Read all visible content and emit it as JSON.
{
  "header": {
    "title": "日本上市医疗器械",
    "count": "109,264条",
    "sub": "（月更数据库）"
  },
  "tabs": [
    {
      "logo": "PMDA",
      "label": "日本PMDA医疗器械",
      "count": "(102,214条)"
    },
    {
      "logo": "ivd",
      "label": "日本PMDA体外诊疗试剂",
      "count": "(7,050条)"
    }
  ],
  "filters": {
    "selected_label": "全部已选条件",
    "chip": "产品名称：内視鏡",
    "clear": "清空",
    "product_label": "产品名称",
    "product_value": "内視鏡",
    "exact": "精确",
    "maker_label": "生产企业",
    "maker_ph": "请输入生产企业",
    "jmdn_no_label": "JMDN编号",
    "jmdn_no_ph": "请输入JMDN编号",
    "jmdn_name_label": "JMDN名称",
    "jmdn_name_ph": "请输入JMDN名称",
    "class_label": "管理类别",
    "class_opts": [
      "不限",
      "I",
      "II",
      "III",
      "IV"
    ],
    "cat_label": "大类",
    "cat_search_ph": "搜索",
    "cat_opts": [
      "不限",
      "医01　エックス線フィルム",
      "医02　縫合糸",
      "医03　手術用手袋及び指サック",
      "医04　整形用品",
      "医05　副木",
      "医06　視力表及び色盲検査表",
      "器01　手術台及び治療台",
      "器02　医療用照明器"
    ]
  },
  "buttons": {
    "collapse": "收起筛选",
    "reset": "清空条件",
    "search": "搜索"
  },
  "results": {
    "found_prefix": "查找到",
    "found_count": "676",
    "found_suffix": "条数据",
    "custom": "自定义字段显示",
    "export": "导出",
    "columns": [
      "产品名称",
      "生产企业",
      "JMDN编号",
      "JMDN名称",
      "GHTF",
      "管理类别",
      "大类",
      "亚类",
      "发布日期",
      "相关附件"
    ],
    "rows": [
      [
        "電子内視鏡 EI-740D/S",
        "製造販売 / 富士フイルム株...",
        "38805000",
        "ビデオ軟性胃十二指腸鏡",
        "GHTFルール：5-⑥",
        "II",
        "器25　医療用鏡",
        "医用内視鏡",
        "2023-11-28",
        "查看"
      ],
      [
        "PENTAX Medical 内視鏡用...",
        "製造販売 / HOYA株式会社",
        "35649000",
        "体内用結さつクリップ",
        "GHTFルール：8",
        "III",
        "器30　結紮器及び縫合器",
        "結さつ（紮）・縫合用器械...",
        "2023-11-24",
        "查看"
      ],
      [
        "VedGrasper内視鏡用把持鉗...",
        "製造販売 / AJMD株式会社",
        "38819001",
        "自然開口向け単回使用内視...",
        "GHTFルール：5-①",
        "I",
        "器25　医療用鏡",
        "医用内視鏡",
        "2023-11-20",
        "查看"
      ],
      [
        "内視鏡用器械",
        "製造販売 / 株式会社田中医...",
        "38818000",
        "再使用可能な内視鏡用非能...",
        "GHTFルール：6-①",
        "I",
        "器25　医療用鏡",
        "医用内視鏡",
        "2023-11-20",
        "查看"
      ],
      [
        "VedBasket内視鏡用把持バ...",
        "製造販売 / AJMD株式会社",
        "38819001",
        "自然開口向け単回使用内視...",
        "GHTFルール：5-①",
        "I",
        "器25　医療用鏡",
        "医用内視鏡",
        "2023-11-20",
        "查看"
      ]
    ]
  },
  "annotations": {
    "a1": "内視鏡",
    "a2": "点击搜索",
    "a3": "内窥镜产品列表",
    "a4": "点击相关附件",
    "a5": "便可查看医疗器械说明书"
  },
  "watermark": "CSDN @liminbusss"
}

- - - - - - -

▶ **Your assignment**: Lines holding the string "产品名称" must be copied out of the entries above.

▶ **Answer to the problem**:
    "chip": "产品名称：内視鏡",
    "product_label": "产品名称",
      "产品名称",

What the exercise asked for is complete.